As a podcast creator arriving at the party just as the Zeitgeist seems to be fetching its coat, I’ve been bingeing my way through various celebrated music-related series, and can thank Tyler Mahan Coe’s Cocaine & Rhinestones for introducing me to this classic country single by Bobbie Gentry. It seems that the song’s main acoustic guitar and vocal parts were just a demo recording Gentry did for Capitol Records, but that the label loved the performance, so hired top arranger Jimmie Haskell to flesh it out with some strings. That chart netted him the first of his three Grammies (the others being for Simon & Garfunkel’s ‘Bridge Over Troubled Water’ and Chicago’s ‘If You Leave Me Now’), and with good reason.
Most striking, for me, is his use of dissonant chromatic notes. Right from the outset, the first violin figure at 0:03 pits its woozy C# fall-off against the clearly audible C of the guitar’s bluesy D7 chord. The ‘bass’ part (actually a pizzicato cello within the string arrangement) repeatedly delivers clashing C# and F# eighth-note decorations against the guitar’s D9 and G7 chords respectively. Right at the end of verse 2, the violins set their languorous F-to-F# violin line against the F# of the guitar’s D chord, before directly clashing their C against the bass line’s C# eighth note at 1:03. Just as the novelty of these tactics begins to fade, the end of verse 4 treats us to two new chromatic notes: the cello line’s Bb at 3:18 and, even more startlingly, the violin’s high Ab at 3:56, the latter left hanging unresolved until the production’s weird chromatic coda fills in all the remaining semitones with its asynchronous falling violin and cello lines.

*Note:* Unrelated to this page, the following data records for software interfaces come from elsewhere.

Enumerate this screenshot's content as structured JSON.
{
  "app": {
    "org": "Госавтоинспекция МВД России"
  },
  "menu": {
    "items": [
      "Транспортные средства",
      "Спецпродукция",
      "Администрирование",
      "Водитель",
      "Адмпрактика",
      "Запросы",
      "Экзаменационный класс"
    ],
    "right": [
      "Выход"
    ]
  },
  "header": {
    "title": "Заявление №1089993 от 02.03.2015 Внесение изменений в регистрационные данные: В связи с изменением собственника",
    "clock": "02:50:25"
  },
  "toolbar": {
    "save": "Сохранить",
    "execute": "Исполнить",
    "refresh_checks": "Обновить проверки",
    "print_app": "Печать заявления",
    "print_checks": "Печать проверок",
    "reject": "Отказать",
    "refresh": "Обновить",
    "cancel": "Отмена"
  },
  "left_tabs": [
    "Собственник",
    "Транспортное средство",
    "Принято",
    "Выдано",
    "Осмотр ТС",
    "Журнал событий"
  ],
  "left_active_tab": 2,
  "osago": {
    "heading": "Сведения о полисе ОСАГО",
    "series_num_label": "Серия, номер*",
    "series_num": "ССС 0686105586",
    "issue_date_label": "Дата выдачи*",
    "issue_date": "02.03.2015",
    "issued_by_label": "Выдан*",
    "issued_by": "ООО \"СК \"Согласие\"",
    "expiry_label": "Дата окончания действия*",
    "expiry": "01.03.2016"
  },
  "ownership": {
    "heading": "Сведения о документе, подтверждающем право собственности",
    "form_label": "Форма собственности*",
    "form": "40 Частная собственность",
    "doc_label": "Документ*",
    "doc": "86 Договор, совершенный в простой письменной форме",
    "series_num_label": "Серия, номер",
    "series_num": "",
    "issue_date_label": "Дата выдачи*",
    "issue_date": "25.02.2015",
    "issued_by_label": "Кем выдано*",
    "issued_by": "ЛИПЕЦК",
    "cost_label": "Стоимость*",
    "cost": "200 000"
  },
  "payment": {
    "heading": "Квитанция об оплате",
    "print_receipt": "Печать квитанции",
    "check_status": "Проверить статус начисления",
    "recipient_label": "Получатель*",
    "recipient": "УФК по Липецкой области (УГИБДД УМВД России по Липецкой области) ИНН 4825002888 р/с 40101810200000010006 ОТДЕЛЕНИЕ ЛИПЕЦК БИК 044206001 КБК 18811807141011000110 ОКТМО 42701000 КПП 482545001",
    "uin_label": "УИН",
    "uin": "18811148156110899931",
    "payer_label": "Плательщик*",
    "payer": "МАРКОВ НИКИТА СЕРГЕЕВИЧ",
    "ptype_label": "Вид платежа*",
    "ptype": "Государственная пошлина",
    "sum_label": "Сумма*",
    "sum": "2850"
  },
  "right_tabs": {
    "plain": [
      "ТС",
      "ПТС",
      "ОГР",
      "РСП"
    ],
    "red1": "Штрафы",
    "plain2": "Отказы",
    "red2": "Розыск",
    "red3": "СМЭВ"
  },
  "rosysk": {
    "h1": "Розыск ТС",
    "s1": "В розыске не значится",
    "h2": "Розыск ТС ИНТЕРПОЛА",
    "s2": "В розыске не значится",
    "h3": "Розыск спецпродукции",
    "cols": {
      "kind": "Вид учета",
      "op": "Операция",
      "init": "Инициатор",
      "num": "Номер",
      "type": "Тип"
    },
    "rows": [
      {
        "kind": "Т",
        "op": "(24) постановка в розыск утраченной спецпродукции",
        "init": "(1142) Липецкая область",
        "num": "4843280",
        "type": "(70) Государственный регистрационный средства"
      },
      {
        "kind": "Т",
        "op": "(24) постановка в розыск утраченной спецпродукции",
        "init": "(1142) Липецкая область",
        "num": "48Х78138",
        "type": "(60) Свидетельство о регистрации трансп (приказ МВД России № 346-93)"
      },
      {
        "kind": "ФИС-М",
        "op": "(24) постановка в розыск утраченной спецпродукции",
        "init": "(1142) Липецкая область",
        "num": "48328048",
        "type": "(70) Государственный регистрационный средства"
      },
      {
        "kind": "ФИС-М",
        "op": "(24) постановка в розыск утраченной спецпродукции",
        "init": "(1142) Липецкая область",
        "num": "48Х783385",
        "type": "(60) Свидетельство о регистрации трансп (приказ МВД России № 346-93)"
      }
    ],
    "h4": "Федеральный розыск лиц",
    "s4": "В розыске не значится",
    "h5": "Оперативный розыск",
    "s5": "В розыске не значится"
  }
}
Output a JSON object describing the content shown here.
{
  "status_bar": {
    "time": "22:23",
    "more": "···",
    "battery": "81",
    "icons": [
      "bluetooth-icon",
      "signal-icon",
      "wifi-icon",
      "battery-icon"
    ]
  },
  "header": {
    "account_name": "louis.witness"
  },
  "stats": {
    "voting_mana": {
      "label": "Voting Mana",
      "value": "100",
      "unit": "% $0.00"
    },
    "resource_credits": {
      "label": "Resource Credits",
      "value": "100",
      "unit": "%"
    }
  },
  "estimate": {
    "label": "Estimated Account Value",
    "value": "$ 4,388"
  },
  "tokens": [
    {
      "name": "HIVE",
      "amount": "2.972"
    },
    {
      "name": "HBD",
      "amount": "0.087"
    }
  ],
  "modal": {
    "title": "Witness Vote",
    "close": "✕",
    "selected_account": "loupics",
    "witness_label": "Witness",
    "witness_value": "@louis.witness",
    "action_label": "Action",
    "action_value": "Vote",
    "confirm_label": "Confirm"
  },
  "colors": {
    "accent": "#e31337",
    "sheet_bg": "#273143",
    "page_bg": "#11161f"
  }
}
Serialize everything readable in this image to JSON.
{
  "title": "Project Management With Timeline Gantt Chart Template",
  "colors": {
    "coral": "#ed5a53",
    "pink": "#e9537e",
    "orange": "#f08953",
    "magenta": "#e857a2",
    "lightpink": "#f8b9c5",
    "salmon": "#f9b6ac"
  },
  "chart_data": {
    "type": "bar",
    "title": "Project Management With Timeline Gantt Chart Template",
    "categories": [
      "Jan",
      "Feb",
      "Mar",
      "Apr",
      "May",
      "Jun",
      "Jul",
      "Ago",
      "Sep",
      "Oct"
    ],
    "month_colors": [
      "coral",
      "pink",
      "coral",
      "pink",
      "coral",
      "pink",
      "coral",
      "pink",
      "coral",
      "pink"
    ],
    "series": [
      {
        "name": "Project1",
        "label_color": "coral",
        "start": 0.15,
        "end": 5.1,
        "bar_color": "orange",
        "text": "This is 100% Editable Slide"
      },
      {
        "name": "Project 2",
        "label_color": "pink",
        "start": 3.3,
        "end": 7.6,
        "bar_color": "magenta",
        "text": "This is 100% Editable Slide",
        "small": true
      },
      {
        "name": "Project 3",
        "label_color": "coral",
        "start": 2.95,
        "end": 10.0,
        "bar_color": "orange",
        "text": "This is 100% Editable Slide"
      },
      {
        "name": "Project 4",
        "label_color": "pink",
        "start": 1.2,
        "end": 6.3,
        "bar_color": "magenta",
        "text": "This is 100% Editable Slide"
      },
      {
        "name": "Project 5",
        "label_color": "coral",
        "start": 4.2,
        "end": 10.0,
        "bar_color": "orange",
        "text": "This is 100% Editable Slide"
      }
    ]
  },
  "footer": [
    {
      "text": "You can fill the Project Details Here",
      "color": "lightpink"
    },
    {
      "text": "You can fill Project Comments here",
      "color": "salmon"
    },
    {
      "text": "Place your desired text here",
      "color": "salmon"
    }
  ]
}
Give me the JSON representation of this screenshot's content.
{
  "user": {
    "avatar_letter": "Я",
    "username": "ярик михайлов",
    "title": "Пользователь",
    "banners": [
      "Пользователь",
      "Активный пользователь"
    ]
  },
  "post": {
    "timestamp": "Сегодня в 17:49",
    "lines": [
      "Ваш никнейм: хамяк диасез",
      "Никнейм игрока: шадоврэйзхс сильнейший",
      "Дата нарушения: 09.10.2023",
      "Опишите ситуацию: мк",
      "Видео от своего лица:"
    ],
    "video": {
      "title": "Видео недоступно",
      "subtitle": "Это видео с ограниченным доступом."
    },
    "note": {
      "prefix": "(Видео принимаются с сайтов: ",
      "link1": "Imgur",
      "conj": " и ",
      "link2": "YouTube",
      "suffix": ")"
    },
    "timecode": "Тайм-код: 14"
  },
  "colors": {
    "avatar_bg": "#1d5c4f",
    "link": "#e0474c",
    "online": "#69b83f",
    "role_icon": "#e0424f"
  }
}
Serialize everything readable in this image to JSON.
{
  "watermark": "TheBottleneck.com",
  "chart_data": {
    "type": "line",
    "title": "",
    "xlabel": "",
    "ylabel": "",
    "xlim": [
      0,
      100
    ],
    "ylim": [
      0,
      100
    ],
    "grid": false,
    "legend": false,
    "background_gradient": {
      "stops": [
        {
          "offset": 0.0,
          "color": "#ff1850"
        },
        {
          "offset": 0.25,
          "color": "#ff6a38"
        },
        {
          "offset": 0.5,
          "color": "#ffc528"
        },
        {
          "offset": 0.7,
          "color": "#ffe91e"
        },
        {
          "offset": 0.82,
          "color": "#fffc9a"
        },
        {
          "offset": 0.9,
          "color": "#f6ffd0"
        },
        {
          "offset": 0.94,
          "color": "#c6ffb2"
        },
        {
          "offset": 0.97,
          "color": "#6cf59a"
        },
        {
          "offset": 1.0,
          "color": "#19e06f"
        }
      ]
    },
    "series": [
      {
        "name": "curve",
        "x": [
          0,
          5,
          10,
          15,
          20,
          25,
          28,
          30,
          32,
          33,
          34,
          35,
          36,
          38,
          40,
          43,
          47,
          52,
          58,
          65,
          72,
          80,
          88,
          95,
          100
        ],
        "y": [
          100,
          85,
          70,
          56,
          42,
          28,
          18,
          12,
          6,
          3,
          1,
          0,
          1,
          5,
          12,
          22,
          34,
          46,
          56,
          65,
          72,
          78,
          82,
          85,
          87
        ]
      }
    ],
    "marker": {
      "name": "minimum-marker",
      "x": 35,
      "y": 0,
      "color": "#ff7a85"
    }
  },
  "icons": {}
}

The string writing also serves to underscore many aspects of the lyric. At the simplest level, the dark significance of each verse’s “off the Tallahatchie Bridge” hook is enhanced not only by the cello switching from pizzicato to sustained bowing, but also by featuring the instrument’s lowest note (its open C string), an austerely resonant sonority that appears nowhere else in the song. The high violin line in verse 3 (which avoids the C-C# clash at 1:50 and 1:58) lightens the mood as the narrator’s brother reminisces about childhood pranks; the block harmony and parallel thirds at 2:05 clearly reflect the words “after church on Sunday night”; and the richer low-register violins at 2:31 give warmth to the mother’s concern about her daughter’s loss of appetite, while the optimistic rising B-C#-D line at 2:54 hints at her ulterior motives in inviting “that nice young preacher” to dinner. But my own personal highlight is that Haskell chooses to leave the strings tacet (bar the pizzicato bass) for the song’s celebrated “throwing something off the Tallahaskie Bridge” lyrical MacGuffin, a move that I can’t help comparing with that scene in Psycho where Bernard Hermann keeps schtum as Marion’s car and its grisly cargo sinks into the marsh! Mike Senior